Inside a dreamy oasis nestled along Mexico’s Pacific coast
Passionate film buff, the Mexican director knows the impact that a dramatic setting can have on the senses. So when he heard that a sprawling villa perched on a cliff overlooking the Pacific Ocean in Mexico was for sale, he bought it. Then he enlisted the help of the Argentinian architect AD100 based in Paris, Luis Laplace, to create a family and professional retreat that would be both theatrical and welcoming.
The two men have a long history of collaboration: Laplace designed the executive apartments in Paris and New York in addition to a handsome 18th-century building he owns in the colonial city of Morelia, Mexico, which Laplace transformed into a cafe / bookstore. / pied-Ã -terre. âI love Luis’ sense of aesthetics and the way he mixes beautiful furniture and textiles with local materials and crafts,â the executive now says. âWe have similar visions.
That could be. But when Laplace inspected the property, tucked away in the 1970s resort enclave of Costa Careyes, he decided the only way forward was to demolish the existing complex. The customer was taken aback, to put it mildly. âI was initially against it,â he recalls. âThen I understood that we could arrive at a more personal and coherent project if we started from a blank canvas. Or, as Laplace explained, a home âfor what you need todayâ.

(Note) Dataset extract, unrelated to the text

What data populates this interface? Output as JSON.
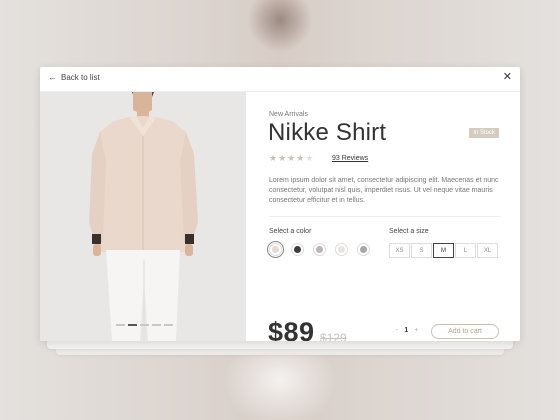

The requirements were great Panavision. As a major actor in cinema, the client entertains profusely and regularly welcomes VIP guests. Therefore, there was a checklist of the must-haves: plenty of guest rooms, a gym, an annex for house staff and, of course, a state-of-the-art screening room. Overall, he wanted a home that was âtimeless and well integrated into the landscape of the Mexican Pacific coastâ.
Laplace, an architect known for designing homes showcasing art – he firmly believes form follows function – knew exactly how to fulfill that mandate: by designing huge windows and sweeping open spaces to “focus on spectacular nature and the sea. You have whales walking past the house and sea turtles, âhe says. âUsually we put art at the center. But here, nature came first.
For building materials, Laplace went as natural and regional as possible, so that the house harmonizes with its surroundings. He used parota, an amber-colored tropical wood that resists humidity, for tables and other furniture; lava stone for table tops; straw for finishing cabinets; and bamboo and straw for the palapa, a spectacular outdoor seating area with a cathedral-shaped thatched canopy. Traditionally, palapas are made of straw, with concrete columns. But the client wanted bamboo racks to give the space a lighter, more lush feel. To erect it, Laplace called on a bamboo specialist, architect SimÃ³n VÃ©lez from BogotÃ¡, Colombia.
The interiors, centered on contemporary furnishings and the owner’s art collection, evoke “something that is clearly Mexican, but with an international flavor,” says Laplace. Think of mid-century Acapulco, when the Hollywood elite took off on vacation in style. Laplace picked up on the bamboo theme of the palapa with modern wall sconces, curved ceiling lights, and retro bamboo cutlery by Alain Saint-Joanis, which, thankfully, unlike the vintage versions, are dishwasher safe.